Testimonials

“What’s a spirited young London debutante to do when her entire life seems planned out for her? Agnes longs for adventure, and the Egyptian antiquities making their way to England for collection purposes prove just the right opportunity. Mummy unwrappings occur at posh parties, and as repulsed as Agnes is by this pastime and the cultural disrespect it reflects, she is put on the spot at one point and secretly (so she thinks) discovers a small jackal figure in the process. The find turns out to be the missing piece in an international spy drama involving Napoléon’s planned invasion of England. Enter a handsome young Egyptologist clerk at the British Museum who captures Agnes’ heart and an overbearing and prominent young lord who also plays for her affections, and readers have the makings of a bold and daring historical adventure tale with a brave, quick-thinking heroine at its center. A good mystery for fans of the plucky heroine in Julia Golding’s Cat Royal Adventures.”
–Booklist, May 2011

“An 1815 parlor diversion leads to a fizzy, frothy caper. Agnes is a Regency debutante with an inquisitive mind, a nose for trouble and some not-insignificant feminist objections to the process of finding a husband. When she pockets the trinket she finds among the linens at her neighbor’s mummy-unwrapping party, she unwittingly sets off a series of catastrophes will that include burglaries, violent attacks and murder. Her guilt drives her to investigate the mysteries surrounding the mummy and the party guests, drawing her into a tenuous partnership with a British Museum janitor while at the same time dodging the advances of Lord Showalter, the party’s host and the most sought- after suitor in London. The secrets she uncovers have consequences both personal and political, giving her quest a heightened urgency. Bradbury weaves Egyptology, Napoleonic conquest and a flirtation with the supernatural into a spy thriller that is a marked departure from her 2008 debut, Shift. The story is steeped in the historical details of the period, even as the author’s note outlines the liberties taken with the timeline. Austen fans who wish her characters would get up off their settees and risk an adventure will enjoy Bradbury’s smart, feisty heroine (who is herself an avid reader of A Lady).”
–Kirkus, May 2011
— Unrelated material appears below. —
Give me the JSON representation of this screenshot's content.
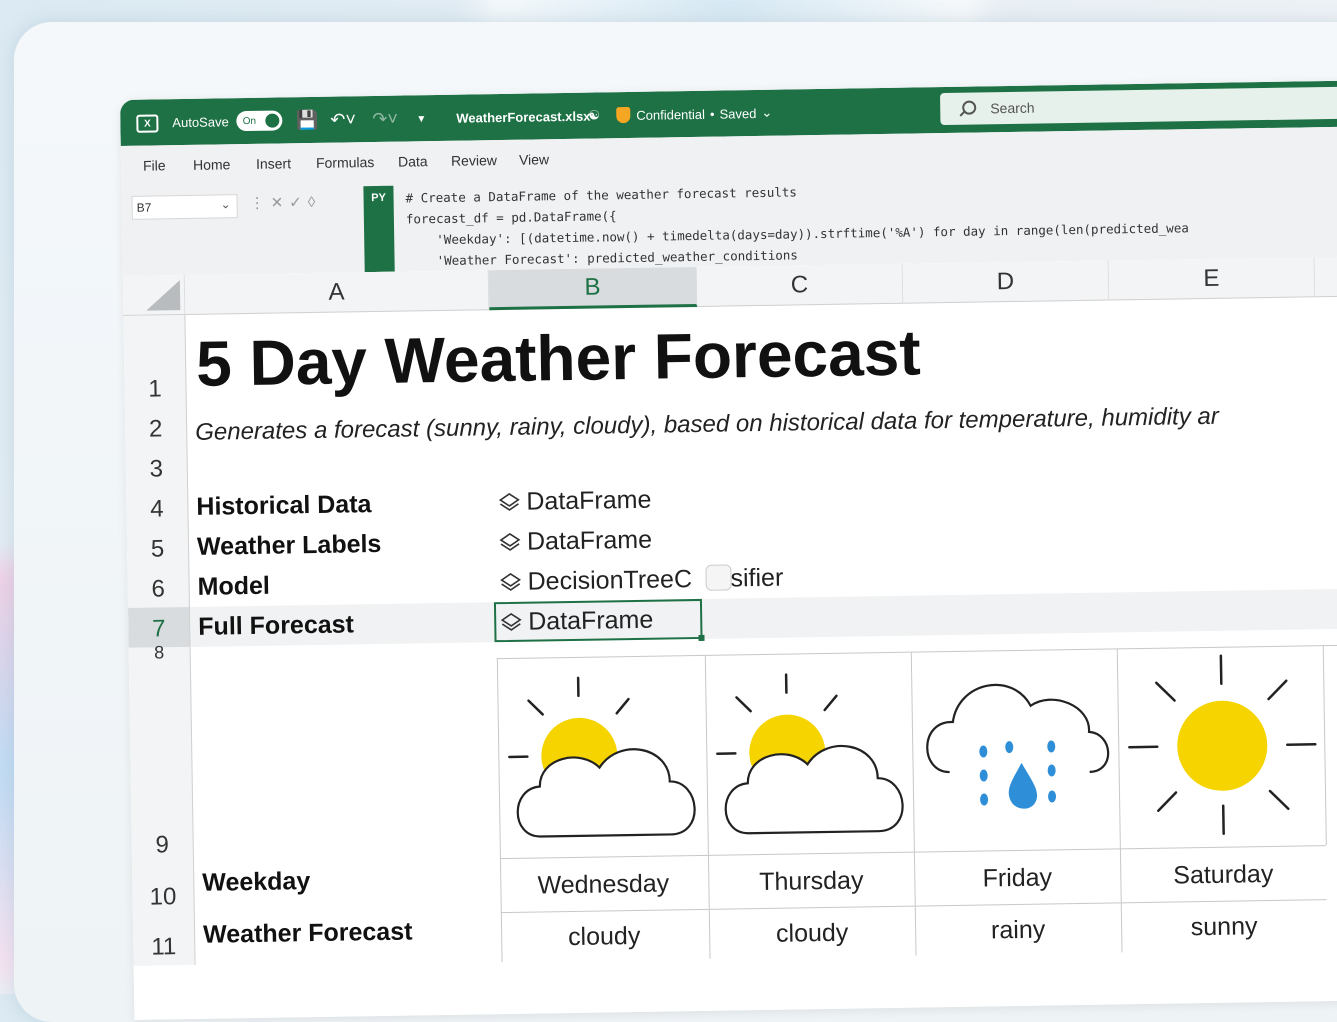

“Just weeks before her debut, Agnes Wilkins finds herself embroiled in a mystery that threatens not only her place in the upper echelon of English society but the very security of the mother country itself. Not that Agnes at all minds the upheaval—as an avid fan of A Lady (Jane Austen’s early pseudonym) and other novelists, Agnes is keen for some excitement before proper society determines her fate. When she discovers—with help from a handsome museum worker—that the trinket she stole from Lord Showalter’s mummy-unwrapping contains a secret message,she’s thrilled at the prospect of a real adventure. Excitement soon turns to fear, however, when she realizes that the secret message concerns not some long-ago pharaoh but the current leader of France, Napoleon, and his advancement upon Britain. A winning combination of Egyptian mythology, English Regency, and just a hint of romance, this charming caper delivers both historical detail and boisterous entertainment. Agnes is probably a bit more forward-thinking than the heroines of her beloved Jane Austen, but her wit and charisma serve her well as she negotiates the fallout of a mummy’s curse and a possible foreign invasion while adhering to her mother’s strict notions of propriety—at least while in polite company. The book provides a bad guy who is easy to hate, a love interest who is easy to love, and a happy ending that gives Agnes both romance and adventure, so readers need only to bring a cup of tea and a cozy chair to complete the picture.”
–Bulletin for the Center for Children’s Books, August 2011